    If they "handed you a bip", I'm assuming it's not one the IEP "TEAM" (includes YOU) developed but rather one THEY came up with. Obviously, their way isn't working.

    If they are threatening to kick him out of school for "looking at a girl too long", then they need to apply that rule to ALL students. They can't apply arbitrary rules to kids, especially if they have an IEP. Tell them you want to see that rule added to the student handbook otherwise it is an idle threat. They can get in BIG legal trouble with the federal government if they even try enforcing that one.

    If you're afraid to take on the school on behalf of your son, then you have 2 choices. 1)Get an advocate to play the lion with them FOR you. One that isn't recommended and has no association with the school. OR 2) Find a diiferent school setting for him. One that will work WITH you and difficult child and not a setting that is punitive.

    Personally, "specialized" or not, I would not trust a pediatrician to diagnosis and/or treat mental health issues. They just aren't specially trained enough to appropriately deal with the complexities of mental health. I agree with MWM, ODD is just a placeholder.

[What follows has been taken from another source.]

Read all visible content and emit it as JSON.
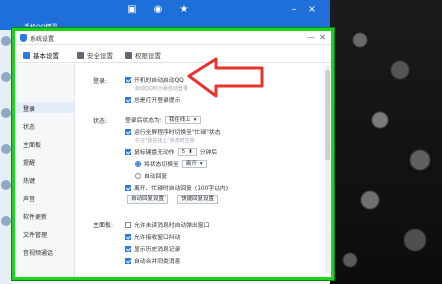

It says that the kid is oppositional and defiant. It doesn't explain WHY and it doesn't tell you how to "change" it. Most schools that I've seen (dealt with 3) deal with ODD witha heavy hand to "show them who'se the boss". That kind of treatment usually leads to further problems in school because it isn't addressing the WHY of the behavior and more times than not, they are being punished for something they can't help and haven't been actively taught not to do.

    I feel for you. I have been in your shoes and it stinks. It was that anger with the school over what they were doing to difficult child 1 that gave me strength and courage to fight back. I used to be an "avoider at all costs". I was so outraged by THEM that I found strength I didn't know I had.

    {{{{(((HUGS)))}}}} to you AND difficult child.